Why is traditional medicine from the East is under threat both here and in China
Before anyone accuses me of prejudice, I would like to say that I do have sympathy for a balanced, holistic oriental approach to wellbeing. But as a health journalist with 20 years’ experience, the popularity of Chinese medicine and its lack of regulation fill me with alarm.
I decided to test my concerns by consulting three Chinese herbal-medicine practitioners, all only five minutes’ walk from my home in Brighton. At each, I complained of fatigue and bloatedness (symptoms I attribute to being a man in his forties). The first tested my pulse, looked at my tongue and asked about my symptoms. She pronounced that my body was contaminated by a cold I’d had five months ago, and that my energy channels were blocked. She wanted to charge £88 for herbs, pills, acupuncture and massage.
The second charged £10 for a consultation in which he examined my blood pressure. He said that I suffered “weak kidney energy” and an excess of damp in my stomach, and prescribed a two-week course of herbs for £17 and a £150 course of acupuncture. In the third consultation, the practitioner pronounced that I had “spleen insufficiency and weak pulse”. He wanted £325 for herbs, pills and acupuncture.

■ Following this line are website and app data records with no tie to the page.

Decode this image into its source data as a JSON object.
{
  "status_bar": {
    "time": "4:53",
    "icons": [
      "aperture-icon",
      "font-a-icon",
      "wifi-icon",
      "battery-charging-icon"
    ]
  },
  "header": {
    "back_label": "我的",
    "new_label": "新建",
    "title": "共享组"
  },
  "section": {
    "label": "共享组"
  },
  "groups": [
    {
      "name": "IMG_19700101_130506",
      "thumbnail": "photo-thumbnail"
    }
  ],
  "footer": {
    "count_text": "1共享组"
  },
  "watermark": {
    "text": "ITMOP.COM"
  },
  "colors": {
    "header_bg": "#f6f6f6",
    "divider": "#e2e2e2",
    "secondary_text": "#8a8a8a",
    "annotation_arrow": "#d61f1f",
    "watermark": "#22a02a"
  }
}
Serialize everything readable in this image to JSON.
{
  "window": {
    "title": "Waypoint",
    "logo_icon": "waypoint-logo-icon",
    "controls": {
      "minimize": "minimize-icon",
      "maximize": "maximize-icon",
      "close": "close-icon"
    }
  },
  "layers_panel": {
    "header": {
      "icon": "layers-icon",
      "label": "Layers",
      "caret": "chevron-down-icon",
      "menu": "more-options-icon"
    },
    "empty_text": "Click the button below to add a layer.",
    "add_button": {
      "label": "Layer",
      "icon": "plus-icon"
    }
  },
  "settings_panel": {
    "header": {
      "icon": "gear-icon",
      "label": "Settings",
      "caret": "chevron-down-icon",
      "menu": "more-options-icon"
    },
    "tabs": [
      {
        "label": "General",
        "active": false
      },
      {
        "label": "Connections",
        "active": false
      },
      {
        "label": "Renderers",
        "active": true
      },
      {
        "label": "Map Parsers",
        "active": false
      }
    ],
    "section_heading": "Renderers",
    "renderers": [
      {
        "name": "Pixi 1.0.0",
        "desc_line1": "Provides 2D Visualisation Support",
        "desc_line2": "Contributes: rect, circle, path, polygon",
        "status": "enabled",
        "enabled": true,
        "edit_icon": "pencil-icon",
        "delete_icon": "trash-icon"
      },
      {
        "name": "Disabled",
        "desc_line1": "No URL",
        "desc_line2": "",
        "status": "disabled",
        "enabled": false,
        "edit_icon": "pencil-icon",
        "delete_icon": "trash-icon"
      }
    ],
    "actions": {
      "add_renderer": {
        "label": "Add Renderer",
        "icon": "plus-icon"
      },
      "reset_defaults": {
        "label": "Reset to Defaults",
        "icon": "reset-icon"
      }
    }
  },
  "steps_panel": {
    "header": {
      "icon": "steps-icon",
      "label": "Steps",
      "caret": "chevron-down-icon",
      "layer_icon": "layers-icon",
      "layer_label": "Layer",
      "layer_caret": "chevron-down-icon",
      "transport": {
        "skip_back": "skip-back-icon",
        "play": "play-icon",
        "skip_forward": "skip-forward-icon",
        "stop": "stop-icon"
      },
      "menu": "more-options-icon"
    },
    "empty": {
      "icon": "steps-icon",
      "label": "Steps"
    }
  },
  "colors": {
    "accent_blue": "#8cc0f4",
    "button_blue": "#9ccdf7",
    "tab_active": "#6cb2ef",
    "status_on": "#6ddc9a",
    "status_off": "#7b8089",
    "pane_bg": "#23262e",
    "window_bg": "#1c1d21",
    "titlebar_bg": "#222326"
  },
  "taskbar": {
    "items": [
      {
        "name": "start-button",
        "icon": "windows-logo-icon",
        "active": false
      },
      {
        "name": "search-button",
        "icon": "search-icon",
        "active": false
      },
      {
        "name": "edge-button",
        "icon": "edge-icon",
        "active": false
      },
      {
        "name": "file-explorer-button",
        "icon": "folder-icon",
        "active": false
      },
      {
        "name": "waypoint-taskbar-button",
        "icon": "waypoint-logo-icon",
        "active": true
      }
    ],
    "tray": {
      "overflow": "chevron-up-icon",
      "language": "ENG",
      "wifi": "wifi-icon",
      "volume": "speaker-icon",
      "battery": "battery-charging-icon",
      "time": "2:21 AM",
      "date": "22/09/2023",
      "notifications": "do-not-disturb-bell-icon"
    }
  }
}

He was the only one to require my GP’s address or to ask if I was taking Western medications — crucial information as components in Chinese medicine can interact dangerously with conventional drugs. None of the practitioners would discuss their medicines’ ingredients. It’s this sort of apparent randomness that has British lobbying organisations such as Sense About Science — a charitable trust run by academics and scientists — arguing that Chinese herbalism should not be defined as “medicine”, as it gives many practitioners a credibility that they do not merit. Yet about 6,000 Chinese herbal medicine stores have sprung up on the high streets of Britain in recent years, a popularity that might suggest that they are in rude health.